--- START ---
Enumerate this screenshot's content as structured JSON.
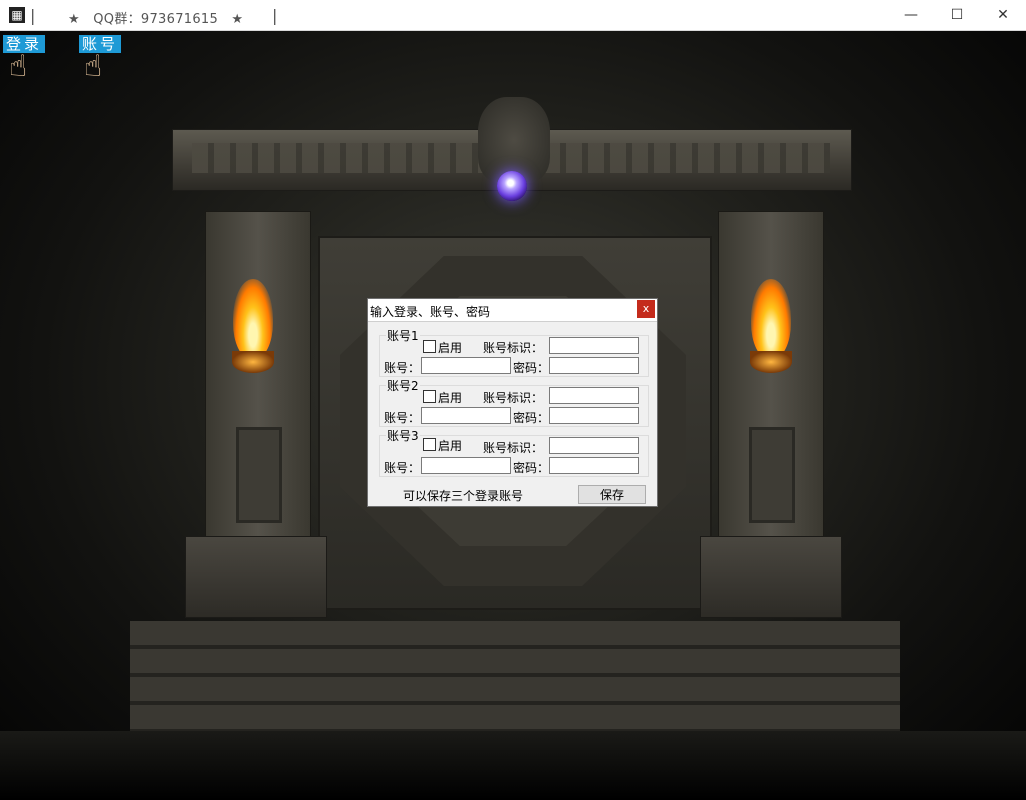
{
  "window": {
    "title": "★   QQ群：973671615   ★",
    "icon": "app-icon",
    "separator": "|",
    "controls": [
      "minimize-icon",
      "maximize-icon",
      "close-icon"
    ],
    "control_glyphs": {
      "minimize": "—",
      "maximize": "☐",
      "close": "✕"
    }
  },
  "toolbar": {
    "login_label": "登录",
    "account_label": "账号",
    "hand_icon": "☝"
  },
  "dialog": {
    "title": "输入登录、账号、密码",
    "close_label": "x",
    "accounts": [
      {
        "group": "账号1",
        "enable": "启用",
        "tag": "账号标识：",
        "account": "账号：",
        "password": "密码：",
        "tag_value": "",
        "account_value": "",
        "password_value": ""
      },
      {
        "group": "账号2",
        "enable": "启用",
        "tag": "账号标识：",
        "account": "账号：",
        "password": "密码：",
        "tag_value": "",
        "account_value": "",
        "password_value": ""
      },
      {
        "group": "账号3",
        "enable": "启用",
        "tag": "账号标识：",
        "account": "账号：",
        "password": "密码：",
        "tag_value": "",
        "account_value": "",
        "password_value": ""
      }
    ],
    "hint": "可以保存三个登录账号",
    "save_label": "保存"
  },
  "colors": {
    "button_blue": "#1e9ad6",
    "close_red": "#c42b1c"
  }
}
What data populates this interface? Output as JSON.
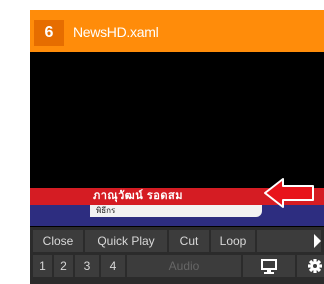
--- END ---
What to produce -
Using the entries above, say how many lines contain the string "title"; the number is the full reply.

Answer for the task -
2